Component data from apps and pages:
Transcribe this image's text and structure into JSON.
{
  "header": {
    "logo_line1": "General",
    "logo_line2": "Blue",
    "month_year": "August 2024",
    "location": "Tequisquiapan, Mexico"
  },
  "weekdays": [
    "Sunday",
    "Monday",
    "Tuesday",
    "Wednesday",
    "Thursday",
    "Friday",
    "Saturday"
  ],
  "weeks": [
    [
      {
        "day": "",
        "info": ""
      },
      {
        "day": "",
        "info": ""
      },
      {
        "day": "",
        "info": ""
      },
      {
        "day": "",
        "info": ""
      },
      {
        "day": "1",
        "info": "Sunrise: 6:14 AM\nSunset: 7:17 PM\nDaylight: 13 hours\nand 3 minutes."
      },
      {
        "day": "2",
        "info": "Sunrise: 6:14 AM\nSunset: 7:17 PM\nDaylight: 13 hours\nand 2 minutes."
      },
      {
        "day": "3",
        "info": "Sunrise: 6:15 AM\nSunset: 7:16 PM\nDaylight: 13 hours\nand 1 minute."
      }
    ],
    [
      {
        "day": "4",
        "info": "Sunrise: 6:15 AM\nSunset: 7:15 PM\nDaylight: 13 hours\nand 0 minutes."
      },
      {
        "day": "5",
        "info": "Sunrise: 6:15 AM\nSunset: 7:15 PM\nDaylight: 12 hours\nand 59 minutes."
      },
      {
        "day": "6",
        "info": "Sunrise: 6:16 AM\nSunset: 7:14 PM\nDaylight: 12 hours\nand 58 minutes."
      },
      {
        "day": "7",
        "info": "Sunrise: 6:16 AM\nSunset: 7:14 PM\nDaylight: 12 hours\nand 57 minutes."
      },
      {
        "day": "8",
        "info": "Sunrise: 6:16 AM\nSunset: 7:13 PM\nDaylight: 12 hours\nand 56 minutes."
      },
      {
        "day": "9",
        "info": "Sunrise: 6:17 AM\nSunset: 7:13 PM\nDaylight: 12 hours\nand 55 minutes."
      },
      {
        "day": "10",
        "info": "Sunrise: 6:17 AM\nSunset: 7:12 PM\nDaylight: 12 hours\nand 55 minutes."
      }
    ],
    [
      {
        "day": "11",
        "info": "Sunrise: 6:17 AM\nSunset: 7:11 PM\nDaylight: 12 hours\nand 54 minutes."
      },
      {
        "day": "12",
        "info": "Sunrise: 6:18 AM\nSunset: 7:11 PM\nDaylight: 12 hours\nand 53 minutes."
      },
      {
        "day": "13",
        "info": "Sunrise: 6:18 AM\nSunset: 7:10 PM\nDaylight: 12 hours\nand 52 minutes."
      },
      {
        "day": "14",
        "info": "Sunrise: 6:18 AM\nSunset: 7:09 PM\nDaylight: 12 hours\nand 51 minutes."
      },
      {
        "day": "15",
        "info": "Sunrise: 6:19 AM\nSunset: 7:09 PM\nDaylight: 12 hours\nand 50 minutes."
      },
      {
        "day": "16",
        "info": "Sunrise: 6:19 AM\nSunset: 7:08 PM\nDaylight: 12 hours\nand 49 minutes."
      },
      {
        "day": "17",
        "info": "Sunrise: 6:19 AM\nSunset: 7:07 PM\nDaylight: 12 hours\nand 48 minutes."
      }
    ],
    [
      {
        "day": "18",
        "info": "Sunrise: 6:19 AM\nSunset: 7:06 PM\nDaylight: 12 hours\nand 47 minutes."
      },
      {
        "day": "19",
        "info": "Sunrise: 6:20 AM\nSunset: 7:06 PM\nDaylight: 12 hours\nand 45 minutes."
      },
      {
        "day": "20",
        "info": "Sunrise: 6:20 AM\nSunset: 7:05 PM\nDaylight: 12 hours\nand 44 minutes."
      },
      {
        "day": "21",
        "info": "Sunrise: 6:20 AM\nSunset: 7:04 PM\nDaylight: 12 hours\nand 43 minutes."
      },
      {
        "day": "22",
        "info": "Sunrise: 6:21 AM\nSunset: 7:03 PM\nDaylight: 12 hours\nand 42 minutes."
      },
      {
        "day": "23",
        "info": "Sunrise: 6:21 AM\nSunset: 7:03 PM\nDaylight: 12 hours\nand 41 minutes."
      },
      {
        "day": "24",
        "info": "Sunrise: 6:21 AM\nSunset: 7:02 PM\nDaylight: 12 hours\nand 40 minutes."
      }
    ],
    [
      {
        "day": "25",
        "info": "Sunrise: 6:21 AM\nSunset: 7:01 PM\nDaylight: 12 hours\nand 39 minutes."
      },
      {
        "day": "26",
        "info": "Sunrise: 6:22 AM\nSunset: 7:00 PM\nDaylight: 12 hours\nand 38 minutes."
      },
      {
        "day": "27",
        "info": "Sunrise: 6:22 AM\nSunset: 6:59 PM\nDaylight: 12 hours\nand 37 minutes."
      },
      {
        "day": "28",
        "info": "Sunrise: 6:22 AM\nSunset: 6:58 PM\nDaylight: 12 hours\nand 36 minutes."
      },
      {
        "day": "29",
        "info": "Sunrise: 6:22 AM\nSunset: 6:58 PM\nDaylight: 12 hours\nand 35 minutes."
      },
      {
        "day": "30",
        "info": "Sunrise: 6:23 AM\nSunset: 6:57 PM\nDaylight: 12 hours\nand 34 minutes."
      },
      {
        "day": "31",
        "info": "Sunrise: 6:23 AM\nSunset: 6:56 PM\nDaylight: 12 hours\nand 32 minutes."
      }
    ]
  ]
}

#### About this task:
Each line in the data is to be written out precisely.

#### Solution for this problem:
Transcribe this image's text and structure into JSON.
{
  "header": {
    "logo_line1": "General",
    "logo_line2": "Blue",
    "month_year": "August 2024",
    "location": "Tequisquiapan, Mexico"
  },
  "weekdays": [
    "Sunday",
    "Monday",
    "Tuesday",
    "Wednesday",
    "Thursday",
    "Friday",
    "Saturday"
  ],
  "weeks": [
    [
      {
        "day": "",
        "info": ""
      },
      {
        "day": "",
        "info": ""
      },
      {
        "day": "",
        "info": ""
      },
      {
        "day": "",
        "info": ""
      },
      {
        "day": "1",
        "info": "Sunrise: 6:14 AM\nSunset: 7:17 PM\nDaylight: 13 hours\nand 3 minutes."
      },
      {
        "day": "2",
        "info": "Sunrise: 6:14 AM\nSunset: 7:17 PM\nDaylight: 13 hours\nand 2 minutes."
      },
      {
        "day": "3",
        "info": "Sunrise: 6:15 AM\nSunset: 7:16 PM\nDaylight: 13 hours\nand 1 minute."
      }
    ],
    [
      {
        "day": "4",
        "info": "Sunrise: 6:15 AM\nSunset: 7:15 PM\nDaylight: 13 hours\nand 0 minutes."
      },
      {
        "day": "5",
        "info": "Sunrise: 6:15 AM\nSunset: 7:15 PM\nDaylight: 12 hours\nand 59 minutes."
      },
      {
        "day": "6",
        "info": "Sunrise: 6:16 AM\nSunset: 7:14 PM\nDaylight: 12 hours\nand 58 minutes."
      },
      {
        "day": "7",
        "info": "Sunrise: 6:16 AM\nSunset: 7:14 PM\nDaylight: 12 hours\nand 57 minutes."
      },
      {
        "day": "8",
        "info": "Sunrise: 6:16 AM\nSunset: 7:13 PM\nDaylight: 12 hours\nand 56 minutes."
      },
      {
        "day": "9",
        "info": "Sunrise: 6:17 AM\nSunset: 7:13 PM\nDaylight: 12 hours\nand 55 minutes."
      },
      {
        "day": "10",
        "info": "Sunrise: 6:17 AM\nSunset: 7:12 PM\nDaylight: 12 hours\nand 55 minutes."
      }
    ],
    [
      {
        "day": "11",
        "info": "Sunrise: 6:17 AM\nSunset: 7:11 PM\nDaylight: 12 hours\nand 54 minutes."
      },
      {
        "day": "12",
        "info": "Sunrise: 6:18 AM\nSunset: 7:11 PM\nDaylight: 12 hours\nand 53 minutes."
      },
      {
        "day": "13",
        "info": "Sunrise: 6:18 AM\nSunset: 7:10 PM\nDaylight: 12 hours\nand 52 minutes."
      },
      {
        "day": "14",
        "info": "Sunrise: 6:18 AM\nSunset: 7:09 PM\nDaylight: 12 hours\nand 51 minutes."
      },
      {
        "day": "15",
        "info": "Sunrise: 6:19 AM\nSunset: 7:09 PM\nDaylight: 12 hours\nand 50 minutes."
      },
      {
        "day": "16",
        "info": "Sunrise: 6:19 AM\nSunset: 7:08 PM\nDaylight: 12 hours\nand 49 minutes."
      },
      {
        "day": "17",
        "info": "Sunrise: 6:19 AM\nSunset: 7:07 PM\nDaylight: 12 hours\nand 48 minutes."
      }
    ],
    [
      {
        "day": "18",
        "info": "Sunrise: 6:19 AM\nSunset: 7:06 PM\nDaylight: 12 hours\nand 47 minutes."
      },
      {
        "day": "19",
        "info": "Sunrise: 6:20 AM\nSunset: 7:06 PM\nDaylight: 12 hours\nand 45 minutes."
      },
      {
        "day": "20",
        "info": "Sunrise: 6:20 AM\nSunset: 7:05 PM\nDaylight: 12 hours\nand 44 minutes."
      },
      {
        "day": "21",
        "info": "Sunrise: 6:20 AM\nSunset: 7:04 PM\nDaylight: 12 hours\nand 43 minutes."
      },
      {
        "day": "22",
        "info": "Sunrise: 6:21 AM\nSunset: 7:03 PM\nDaylight: 12 hours\nand 42 minutes."
      },
      {
        "day": "23",
        "info": "Sunrise: 6:21 AM\nSunset: 7:03 PM\nDaylight: 12 hours\nand 41 minutes."
      },
      {
        "day": "24",
        "info": "Sunrise: 6:21 AM\nSunset: 7:02 PM\nDaylight: 12 hours\nand 40 minutes."
      }
    ],
    [
      {
        "day": "25",
        "info": "Sunrise: 6:21 AM\nSunset: 7:01 PM\nDaylight: 12 hours\nand 39 minutes."
      },
      {
        "day": "26",
        "info": "Sunrise: 6:22 AM\nSunset: 7:00 PM\nDaylight: 12 hours\nand 38 minutes."
      },
      {
        "day": "27",
        "info": "Sunrise: 6:22 AM\nSunset: 6:59 PM\nDaylight: 12 hours\nand 37 minutes."
      },
      {
        "day": "28",
        "info": "Sunrise: 6:22 AM\nSunset: 6:58 PM\nDaylight: 12 hours\nand 36 minutes."
      },
      {
        "day": "29",
        "info": "Sunrise: 6:22 AM\nSunset: 6:58 PM\nDaylight: 12 hours\nand 35 minutes."
      },
      {
        "day": "30",
        "info": "Sunrise: 6:23 AM\nSunset: 6:57 PM\nDaylight: 12 hours\nand 34 minutes."
      },
      {
        "day": "31",
        "info": "Sunrise: 6:23 AM\nSunset: 6:56 PM\nDaylight: 12 hours\nand 32 minutes."
      }
    ]
  ]
}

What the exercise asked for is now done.